- Clear communication on what support is needed and the responses from outreach. Nothing is more motivating when the team sees success from the efforts. Share what is happening and how the leads are moving through the funnel.
A Note on Adding Contacts to Your CRM Post-Event
This is the #1 area we see clients fall down on. As I touched on previously, obtaining a complete list of registrants is practically impossible given the state of privacy and compliance. Therefore, it’s as important for your team that attends the event to be diligent here. They must collect business cards. They must make notes in a CRM realtime. They must do all these things to operationalize getting that data back into your CRM when they get back.
This has not changed from two decades ago, except that sellers and marketers aren’t bringing back cards to put in a Rolodex and therefore it’s ceased to be top of mind.
Last Rant: Often sellers will ask if they can simply add connections to LinkedIn. LinkedIn is a core platform to assist sellers and so, my answer is always, “Yes, add them to LinkedIn AND put them in the spreadsheet (or CRM, or email them, or take a picture of the business card, or send me smoke signals).” I don’t care how else you get me the data, but simply adding them in LinkedIn does me no good. I, as a marketer, don’t have their cell phone, email or address in my database, so it’s essentially useless to me.
You’re Gonna Do Great Event Marketing
In summary, a successful event marketing strategy, plan and execution can have huge impact on the business. And, at the very least, maintaining a consistent plan and executing to it will give you marketing ROI metrics to learn from and grow year over year. I leave you with what our event rules of engagement journey looks like.
Do you have any good tips? We’d love to hear them. Comment below or reach out on LinkedIn or Twitter. Please do… we have some events coming up!
Meet Andrea Lechner-Becker
Andrea Lechner-Becker’s bio reads like someone who filled out a what-should-I-be-when-I-grow-up quiz and decided to try every option. Fueled by endless curiosity, Andrea has never met a problem she didn’t want to solve.

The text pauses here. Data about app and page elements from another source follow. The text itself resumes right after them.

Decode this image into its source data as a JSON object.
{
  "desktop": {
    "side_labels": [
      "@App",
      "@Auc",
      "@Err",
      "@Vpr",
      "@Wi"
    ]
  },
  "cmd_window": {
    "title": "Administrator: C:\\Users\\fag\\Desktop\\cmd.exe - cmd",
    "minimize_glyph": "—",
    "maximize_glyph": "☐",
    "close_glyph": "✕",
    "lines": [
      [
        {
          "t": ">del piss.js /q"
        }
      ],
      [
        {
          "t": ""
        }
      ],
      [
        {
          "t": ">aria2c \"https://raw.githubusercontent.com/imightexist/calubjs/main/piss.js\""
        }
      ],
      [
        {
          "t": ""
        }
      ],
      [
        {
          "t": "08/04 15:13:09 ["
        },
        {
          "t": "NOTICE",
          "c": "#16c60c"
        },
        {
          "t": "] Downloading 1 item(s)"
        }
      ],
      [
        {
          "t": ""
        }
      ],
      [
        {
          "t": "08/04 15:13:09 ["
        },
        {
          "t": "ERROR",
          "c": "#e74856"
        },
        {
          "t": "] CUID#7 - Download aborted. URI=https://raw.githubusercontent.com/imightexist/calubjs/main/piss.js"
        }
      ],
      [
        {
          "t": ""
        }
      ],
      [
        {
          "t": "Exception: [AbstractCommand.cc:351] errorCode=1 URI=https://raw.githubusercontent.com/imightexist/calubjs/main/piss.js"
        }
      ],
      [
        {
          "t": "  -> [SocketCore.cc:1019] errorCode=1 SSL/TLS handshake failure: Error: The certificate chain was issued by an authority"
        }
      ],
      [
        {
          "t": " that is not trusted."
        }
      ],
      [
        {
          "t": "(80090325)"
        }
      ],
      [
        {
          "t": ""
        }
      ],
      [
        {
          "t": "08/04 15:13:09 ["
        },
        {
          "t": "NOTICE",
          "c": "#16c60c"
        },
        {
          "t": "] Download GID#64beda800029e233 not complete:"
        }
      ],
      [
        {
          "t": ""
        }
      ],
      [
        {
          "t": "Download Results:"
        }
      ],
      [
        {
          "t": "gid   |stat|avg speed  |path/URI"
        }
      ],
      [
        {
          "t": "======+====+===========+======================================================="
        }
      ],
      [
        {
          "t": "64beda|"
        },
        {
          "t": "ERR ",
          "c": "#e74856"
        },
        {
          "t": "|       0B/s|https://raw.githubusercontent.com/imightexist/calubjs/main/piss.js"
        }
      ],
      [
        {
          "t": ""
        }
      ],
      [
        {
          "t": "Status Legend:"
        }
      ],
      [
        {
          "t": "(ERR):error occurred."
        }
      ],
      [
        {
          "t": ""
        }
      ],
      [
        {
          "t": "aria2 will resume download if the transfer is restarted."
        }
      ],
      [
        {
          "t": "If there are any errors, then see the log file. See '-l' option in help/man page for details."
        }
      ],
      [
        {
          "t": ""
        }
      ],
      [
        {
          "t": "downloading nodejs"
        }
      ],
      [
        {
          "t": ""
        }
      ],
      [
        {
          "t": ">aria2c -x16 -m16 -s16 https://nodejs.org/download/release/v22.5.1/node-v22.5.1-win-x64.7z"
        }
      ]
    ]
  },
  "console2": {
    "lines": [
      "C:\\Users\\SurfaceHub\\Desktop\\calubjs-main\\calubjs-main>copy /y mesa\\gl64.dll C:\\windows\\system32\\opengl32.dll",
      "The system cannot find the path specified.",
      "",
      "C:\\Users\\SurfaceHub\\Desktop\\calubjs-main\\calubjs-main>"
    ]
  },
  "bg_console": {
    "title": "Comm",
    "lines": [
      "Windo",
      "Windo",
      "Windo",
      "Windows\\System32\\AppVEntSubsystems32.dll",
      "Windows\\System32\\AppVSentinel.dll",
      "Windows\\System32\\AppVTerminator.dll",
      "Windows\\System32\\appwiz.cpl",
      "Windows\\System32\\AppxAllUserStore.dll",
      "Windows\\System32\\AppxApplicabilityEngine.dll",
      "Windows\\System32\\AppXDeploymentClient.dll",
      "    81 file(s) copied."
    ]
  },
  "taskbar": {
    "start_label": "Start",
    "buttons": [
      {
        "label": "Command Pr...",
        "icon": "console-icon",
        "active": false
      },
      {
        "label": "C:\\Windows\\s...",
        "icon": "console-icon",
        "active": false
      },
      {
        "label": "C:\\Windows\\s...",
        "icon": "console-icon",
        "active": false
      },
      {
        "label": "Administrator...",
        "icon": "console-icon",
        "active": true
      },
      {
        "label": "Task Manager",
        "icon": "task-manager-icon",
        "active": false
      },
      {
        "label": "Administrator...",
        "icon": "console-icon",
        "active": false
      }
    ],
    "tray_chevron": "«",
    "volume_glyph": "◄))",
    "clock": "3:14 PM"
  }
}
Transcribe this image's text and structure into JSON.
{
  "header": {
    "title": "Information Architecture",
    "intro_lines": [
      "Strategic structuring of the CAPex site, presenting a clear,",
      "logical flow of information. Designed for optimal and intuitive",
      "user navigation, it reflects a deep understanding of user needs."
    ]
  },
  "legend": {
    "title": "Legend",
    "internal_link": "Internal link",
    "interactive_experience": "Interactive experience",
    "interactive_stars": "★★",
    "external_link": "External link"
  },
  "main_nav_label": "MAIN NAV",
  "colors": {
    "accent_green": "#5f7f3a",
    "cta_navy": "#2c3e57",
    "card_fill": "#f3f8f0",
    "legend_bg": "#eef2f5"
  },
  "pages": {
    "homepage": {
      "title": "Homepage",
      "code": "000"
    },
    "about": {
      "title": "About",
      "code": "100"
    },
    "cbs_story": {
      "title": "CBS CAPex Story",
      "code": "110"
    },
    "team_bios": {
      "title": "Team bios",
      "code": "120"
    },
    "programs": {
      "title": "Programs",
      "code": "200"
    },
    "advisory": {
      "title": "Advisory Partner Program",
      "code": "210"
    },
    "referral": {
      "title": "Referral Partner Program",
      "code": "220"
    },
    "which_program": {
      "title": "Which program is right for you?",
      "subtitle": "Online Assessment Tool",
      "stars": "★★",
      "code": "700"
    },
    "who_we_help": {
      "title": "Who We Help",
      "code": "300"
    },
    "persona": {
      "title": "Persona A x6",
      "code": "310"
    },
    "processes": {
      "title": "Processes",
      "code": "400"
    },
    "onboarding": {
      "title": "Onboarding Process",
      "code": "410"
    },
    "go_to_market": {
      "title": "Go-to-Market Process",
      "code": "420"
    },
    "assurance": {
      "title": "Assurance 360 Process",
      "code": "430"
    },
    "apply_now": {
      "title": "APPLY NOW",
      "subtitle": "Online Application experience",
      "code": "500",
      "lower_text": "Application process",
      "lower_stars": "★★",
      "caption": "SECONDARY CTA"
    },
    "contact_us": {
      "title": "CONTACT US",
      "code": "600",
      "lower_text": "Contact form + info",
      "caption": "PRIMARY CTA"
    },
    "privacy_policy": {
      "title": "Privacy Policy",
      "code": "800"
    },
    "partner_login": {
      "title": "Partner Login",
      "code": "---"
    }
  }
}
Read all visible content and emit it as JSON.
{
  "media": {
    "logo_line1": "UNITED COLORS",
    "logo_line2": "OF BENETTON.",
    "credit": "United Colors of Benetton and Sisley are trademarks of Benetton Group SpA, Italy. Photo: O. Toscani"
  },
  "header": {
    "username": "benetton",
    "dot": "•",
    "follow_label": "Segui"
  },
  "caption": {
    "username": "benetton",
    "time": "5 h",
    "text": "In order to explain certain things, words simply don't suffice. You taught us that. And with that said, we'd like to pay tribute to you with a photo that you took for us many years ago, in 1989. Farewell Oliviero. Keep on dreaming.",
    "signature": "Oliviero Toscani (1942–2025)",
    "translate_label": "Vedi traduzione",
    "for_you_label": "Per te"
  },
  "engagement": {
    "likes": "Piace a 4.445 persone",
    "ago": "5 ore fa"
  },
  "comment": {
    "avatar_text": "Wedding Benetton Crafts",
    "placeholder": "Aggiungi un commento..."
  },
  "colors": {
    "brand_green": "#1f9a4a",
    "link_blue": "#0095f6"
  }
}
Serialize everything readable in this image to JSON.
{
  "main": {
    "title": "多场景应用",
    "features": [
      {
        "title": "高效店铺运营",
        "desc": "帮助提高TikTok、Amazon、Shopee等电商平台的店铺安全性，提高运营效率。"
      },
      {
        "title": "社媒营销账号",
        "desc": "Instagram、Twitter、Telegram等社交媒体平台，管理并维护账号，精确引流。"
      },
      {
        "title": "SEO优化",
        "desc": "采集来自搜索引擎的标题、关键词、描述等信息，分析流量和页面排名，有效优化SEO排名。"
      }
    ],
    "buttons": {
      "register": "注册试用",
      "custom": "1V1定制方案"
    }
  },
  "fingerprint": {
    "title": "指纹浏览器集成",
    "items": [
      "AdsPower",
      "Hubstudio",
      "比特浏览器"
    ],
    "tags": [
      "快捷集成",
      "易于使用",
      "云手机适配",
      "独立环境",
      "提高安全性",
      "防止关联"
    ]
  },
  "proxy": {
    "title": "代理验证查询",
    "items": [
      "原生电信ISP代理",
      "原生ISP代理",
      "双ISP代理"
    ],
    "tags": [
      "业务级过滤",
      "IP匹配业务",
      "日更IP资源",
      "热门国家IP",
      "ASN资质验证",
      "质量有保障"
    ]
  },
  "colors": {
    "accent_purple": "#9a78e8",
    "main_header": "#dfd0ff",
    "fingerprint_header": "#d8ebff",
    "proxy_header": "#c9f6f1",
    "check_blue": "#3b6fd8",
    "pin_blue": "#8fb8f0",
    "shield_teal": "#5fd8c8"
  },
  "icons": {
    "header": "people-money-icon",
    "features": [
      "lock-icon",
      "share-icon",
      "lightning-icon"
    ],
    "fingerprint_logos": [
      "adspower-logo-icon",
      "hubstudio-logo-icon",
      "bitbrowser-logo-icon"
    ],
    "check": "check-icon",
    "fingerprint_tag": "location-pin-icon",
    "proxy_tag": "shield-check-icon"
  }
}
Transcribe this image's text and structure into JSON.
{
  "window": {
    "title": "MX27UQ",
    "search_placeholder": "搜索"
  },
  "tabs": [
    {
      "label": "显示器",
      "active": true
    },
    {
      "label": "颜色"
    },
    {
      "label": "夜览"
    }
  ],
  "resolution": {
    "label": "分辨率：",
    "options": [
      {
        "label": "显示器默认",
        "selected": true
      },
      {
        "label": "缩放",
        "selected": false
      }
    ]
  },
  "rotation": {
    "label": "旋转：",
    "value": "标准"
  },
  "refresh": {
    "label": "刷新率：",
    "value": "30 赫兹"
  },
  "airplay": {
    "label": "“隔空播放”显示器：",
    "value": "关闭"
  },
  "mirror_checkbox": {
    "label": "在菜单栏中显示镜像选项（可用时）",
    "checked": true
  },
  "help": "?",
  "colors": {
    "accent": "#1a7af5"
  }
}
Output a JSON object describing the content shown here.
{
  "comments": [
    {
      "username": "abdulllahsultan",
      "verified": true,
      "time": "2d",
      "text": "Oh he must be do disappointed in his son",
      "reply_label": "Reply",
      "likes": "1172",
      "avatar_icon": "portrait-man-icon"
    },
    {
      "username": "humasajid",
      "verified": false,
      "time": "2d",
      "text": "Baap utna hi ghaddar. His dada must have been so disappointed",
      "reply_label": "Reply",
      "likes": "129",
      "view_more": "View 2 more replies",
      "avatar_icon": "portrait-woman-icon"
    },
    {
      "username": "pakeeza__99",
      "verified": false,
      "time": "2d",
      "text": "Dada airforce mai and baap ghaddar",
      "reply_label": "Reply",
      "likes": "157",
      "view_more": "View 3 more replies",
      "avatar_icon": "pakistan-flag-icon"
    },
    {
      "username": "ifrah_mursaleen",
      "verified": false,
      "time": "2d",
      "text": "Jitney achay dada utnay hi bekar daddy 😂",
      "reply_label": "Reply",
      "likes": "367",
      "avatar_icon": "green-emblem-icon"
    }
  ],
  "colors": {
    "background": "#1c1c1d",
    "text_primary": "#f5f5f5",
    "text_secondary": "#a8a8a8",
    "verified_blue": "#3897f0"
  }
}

This led her to managing sales and marketing at an art gallery, then loyalty and email marketing strategy for an NBA team and arena, then the delivery team at LeadMD, followed by a stint as a novelist and culminating with her current role as CMO of LeadMD. With a decade of experience in dynamic marketing roles, Andrea has had the opportunity to work with the most brilliant marketing minds at the best companies in the world. #hugemarketingdork